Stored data

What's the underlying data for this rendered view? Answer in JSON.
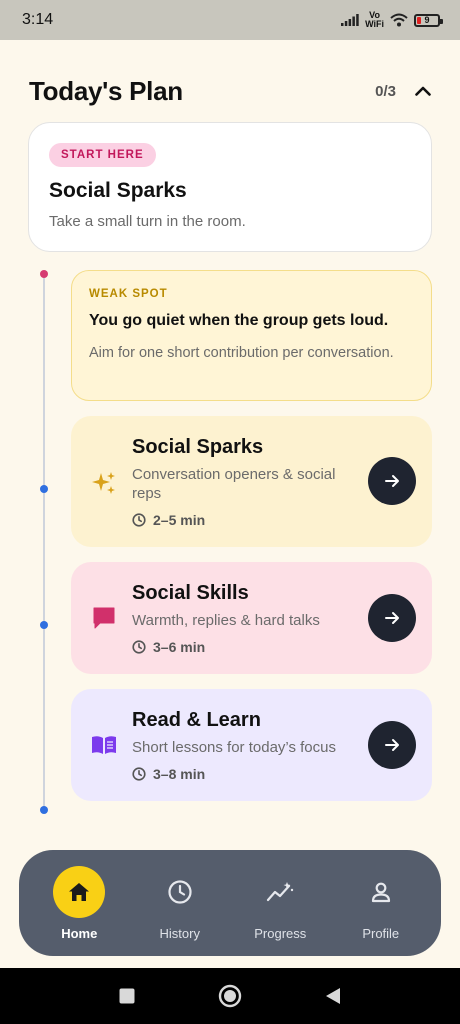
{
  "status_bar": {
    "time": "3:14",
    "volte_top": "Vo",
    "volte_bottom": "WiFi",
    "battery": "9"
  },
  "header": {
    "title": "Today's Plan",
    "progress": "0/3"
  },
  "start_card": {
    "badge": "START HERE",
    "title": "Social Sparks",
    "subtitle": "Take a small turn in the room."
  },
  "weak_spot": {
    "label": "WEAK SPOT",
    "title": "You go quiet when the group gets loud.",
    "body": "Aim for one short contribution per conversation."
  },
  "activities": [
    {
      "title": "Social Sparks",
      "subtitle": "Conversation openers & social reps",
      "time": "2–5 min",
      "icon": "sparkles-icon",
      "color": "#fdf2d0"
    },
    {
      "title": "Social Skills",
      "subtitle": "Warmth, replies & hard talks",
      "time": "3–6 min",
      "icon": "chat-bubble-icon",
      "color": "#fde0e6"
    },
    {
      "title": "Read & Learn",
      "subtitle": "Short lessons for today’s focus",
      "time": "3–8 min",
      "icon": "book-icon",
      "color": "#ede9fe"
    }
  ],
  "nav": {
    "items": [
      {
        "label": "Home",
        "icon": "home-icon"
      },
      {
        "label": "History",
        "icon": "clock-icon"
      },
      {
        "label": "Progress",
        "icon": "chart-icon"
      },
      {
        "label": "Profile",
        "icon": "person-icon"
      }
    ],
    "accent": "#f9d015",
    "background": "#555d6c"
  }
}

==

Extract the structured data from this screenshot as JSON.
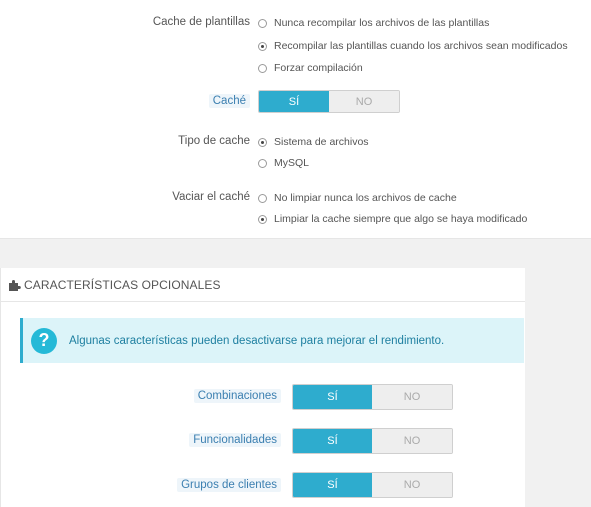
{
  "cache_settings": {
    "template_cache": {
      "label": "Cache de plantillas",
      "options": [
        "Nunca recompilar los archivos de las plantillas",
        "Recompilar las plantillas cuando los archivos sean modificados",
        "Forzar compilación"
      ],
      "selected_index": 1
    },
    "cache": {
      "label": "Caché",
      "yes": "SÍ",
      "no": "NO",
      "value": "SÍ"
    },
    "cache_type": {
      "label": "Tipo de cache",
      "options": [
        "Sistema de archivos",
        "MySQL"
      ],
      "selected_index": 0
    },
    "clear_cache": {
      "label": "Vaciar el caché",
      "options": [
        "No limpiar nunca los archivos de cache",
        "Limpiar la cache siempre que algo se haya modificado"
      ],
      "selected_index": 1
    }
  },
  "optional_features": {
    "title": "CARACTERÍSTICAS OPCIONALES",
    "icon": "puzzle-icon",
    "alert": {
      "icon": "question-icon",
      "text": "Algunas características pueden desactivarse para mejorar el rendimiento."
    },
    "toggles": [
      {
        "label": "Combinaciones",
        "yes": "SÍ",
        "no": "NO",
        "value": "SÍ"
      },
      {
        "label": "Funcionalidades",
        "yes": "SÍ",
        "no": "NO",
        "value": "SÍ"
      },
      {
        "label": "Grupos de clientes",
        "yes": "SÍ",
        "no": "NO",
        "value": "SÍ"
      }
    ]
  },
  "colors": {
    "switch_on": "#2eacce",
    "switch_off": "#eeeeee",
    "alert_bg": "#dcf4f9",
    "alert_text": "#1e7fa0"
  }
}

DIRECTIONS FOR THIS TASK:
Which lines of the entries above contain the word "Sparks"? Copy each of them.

SOLUTION FOR THIS TASK:
    "title": "Social Sparks",
      "title": "Social Sparks",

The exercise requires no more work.